We don’t all have to become activists, but we do all need to embrace our role, big or small, in the world around us. Participation is not optional. We are either complicit in the continued erosion of faith or participating in the rebuilding of it — there is no opting out. We do believe in each other, but we’ve been told too many times that we don’t. We’ve allowed entertainment to masquerade as journalism to the point that not only can we not tell the difference, but also aren’t interested in what experts say. Corruption and self-centeredness are so deeply assumed in those who’ve succeeded because they demonstrate (despite what they sometimes say) so little desire for others to succeed that we aren’t interested in their genius or experience. We bandy about words like “establishment” and “elite” as more bogeymen to demonize, and in the process we’ve accidentally denigrated expertise to the point of having to learn everything from scratch and reinvent every wheel. We shouldn’t be pulling down the successful and the educated. But they, just like everyone else, must embrace their connection to those around them. Corruption and self-centeredness are rooted in entitlement — the mistaken belief that position, that success is theirs alone and entitles them to think only of themselves while we follow blindly to be taken advantage of as some faceless human input to their wealth machine. Like all the other zero-sum lies, the idea that it’s either-or is something we must let go of. It’s not established experience or youthful energy. It’s not global trade or American jobs. It’s not free speech or campaign finance equality. We can and we must do both.

If we choose to reengage with our original story, the one we started with about overcoming tyranny together, about creating a community that reflects our desire to embrace equality and opportunity for everyone — we can reclaim, reenergize, and rebuild a politics and government that serves us. We know we are capable of more, and we can remake our systems to prove it, to ensure it, and to elevate everyone.

What now?

As long as we allow winning, rather than progress, to define politics and power, we will continue to not only feel lost but be lost. We must demand and drive an unrelenting cultural shift in how we define and what we expect from politics, politicians, and government.

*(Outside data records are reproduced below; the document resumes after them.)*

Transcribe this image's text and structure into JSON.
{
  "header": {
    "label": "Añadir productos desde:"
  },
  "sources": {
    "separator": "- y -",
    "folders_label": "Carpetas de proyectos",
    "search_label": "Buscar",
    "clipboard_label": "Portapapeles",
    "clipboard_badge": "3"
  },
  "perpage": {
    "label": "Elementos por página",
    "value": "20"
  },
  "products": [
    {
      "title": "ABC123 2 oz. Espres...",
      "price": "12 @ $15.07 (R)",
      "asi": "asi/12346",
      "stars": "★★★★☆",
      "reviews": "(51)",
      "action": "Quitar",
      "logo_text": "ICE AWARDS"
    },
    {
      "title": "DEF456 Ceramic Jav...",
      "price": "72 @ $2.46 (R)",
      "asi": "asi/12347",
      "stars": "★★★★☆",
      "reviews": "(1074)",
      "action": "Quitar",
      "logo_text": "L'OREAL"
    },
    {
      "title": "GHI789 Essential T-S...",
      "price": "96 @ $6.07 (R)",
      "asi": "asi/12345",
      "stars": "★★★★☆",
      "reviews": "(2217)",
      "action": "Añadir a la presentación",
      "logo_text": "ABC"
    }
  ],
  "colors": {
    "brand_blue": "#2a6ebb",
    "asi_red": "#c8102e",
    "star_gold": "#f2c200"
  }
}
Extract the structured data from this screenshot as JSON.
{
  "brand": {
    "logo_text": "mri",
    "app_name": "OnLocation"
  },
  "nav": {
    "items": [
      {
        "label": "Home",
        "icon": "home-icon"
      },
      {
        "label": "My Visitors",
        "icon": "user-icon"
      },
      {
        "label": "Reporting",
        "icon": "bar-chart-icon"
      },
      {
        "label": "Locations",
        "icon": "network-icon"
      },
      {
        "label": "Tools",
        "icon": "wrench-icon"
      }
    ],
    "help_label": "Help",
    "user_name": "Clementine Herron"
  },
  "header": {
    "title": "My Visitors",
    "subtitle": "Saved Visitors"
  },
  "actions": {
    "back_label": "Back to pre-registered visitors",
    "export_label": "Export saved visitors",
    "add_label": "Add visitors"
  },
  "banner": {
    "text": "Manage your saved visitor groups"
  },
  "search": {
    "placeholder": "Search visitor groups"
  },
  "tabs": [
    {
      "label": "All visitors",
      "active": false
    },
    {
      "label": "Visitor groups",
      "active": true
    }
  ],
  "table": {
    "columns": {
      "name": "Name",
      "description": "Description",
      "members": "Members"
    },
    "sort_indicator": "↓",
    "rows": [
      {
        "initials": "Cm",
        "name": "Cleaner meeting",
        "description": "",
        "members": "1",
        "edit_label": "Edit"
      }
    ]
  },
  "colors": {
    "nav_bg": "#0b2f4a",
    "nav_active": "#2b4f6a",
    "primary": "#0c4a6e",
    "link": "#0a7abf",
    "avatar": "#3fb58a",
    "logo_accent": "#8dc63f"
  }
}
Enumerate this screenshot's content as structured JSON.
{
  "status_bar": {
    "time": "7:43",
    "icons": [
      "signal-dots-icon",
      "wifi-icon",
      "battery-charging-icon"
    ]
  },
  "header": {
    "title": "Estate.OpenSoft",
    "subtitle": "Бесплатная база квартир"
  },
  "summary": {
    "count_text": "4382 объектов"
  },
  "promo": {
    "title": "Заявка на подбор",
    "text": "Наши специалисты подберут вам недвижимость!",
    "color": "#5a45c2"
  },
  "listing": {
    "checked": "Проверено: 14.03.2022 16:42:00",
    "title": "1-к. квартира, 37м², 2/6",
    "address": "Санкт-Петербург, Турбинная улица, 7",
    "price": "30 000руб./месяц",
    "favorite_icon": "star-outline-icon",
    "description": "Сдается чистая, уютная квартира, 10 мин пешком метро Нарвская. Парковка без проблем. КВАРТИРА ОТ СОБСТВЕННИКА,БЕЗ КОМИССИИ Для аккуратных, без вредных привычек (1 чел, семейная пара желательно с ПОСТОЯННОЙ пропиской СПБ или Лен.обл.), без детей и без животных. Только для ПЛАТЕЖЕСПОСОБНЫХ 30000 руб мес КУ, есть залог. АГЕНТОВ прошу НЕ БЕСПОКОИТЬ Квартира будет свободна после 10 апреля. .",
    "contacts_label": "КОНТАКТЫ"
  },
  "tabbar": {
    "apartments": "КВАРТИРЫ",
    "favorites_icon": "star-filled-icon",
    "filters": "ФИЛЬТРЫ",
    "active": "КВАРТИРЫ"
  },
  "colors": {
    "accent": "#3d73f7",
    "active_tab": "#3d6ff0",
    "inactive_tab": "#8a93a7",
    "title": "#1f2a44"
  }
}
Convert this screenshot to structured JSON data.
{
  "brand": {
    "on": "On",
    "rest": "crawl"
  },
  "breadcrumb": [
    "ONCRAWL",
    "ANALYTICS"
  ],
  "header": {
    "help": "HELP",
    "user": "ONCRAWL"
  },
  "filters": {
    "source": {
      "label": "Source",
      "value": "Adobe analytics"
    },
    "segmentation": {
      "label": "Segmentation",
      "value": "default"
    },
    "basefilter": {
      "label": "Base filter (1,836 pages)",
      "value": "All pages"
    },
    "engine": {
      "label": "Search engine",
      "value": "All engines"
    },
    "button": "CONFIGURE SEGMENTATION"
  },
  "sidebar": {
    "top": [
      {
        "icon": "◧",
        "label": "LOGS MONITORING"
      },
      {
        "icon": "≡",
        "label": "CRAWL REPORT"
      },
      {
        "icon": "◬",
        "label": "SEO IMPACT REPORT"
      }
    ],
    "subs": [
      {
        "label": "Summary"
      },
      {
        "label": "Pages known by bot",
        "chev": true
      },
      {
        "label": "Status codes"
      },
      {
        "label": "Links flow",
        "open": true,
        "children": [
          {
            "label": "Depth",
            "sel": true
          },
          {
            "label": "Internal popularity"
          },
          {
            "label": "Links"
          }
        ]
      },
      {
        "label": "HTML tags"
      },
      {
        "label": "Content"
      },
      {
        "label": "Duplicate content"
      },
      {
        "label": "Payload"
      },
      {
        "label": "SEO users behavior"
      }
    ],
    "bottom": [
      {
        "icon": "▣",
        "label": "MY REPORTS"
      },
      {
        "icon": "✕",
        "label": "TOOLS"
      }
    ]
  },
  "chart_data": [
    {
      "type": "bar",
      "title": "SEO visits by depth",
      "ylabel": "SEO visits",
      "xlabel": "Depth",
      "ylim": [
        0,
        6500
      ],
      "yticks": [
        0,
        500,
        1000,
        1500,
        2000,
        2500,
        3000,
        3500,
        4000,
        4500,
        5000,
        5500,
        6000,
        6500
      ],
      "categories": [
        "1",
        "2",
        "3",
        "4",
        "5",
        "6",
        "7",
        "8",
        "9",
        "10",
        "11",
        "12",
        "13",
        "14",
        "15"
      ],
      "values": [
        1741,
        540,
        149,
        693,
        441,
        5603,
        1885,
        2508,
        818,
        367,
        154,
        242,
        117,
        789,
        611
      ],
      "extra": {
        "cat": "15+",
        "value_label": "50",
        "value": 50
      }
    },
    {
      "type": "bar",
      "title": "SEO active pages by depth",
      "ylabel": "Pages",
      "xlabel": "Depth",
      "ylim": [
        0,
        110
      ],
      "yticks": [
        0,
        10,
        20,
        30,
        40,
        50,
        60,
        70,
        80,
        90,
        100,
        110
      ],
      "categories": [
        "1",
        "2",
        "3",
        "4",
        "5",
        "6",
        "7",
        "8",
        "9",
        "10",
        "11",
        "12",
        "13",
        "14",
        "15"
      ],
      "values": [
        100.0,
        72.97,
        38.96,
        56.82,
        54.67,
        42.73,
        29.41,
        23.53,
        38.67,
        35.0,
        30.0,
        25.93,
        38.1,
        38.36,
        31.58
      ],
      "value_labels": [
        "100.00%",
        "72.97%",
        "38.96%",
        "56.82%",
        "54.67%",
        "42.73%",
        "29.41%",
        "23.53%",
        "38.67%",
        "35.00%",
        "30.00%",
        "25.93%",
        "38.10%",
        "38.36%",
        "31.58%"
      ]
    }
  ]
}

We live in a two-party system where neither party effectively represents most Americans. But they remain the primary gatekeepers of certain types of political power, so we need to run in their primaries. The upshot is: if we have the conversations we need to, and engage in civic life the way we have to, we are going to win all the primaries. We can drive a serious civic movement of people who love their country but no longer trust their government because it doesn’t work for them. And we must support a bold new vision for that broken government: it can be changed, and so can the broken systems that keep it broken.

We must simply begin together — begin with joy and vigor and act and engage as if this is in fact the most important work we can do. We can live this better story about ourselves and become earnest active citizens together in spite of a system that inspires little more than cynicism. Do work in our communities. Be active. Demand more from our leaders. Small, essential, everyday acts of bravery to push back against the tide of cynicism. We are all part of this story. It is fundamentally about us, our families, and what we want from our lives, for our children, for our neighborhood — and how our citizenship can help us live that life. We can build our own community, support our own candidates, elect better leaders who are more connected to our priorities, promote policies that reflect what we believe, and implement programs that enable justice, equality, and opportunity for everyone. We can lead — in both small ways and big ones — while others discuss. It is time for each of us to take small, essential steps into the great work of building our more perfect union.

This introduction is just the barest beginning. The voices and perspectives that follow will be how we reshape, reclaim, and ultimately try to breathe new life into our politics together. So much more to come.

Originally published at The Progress Papers.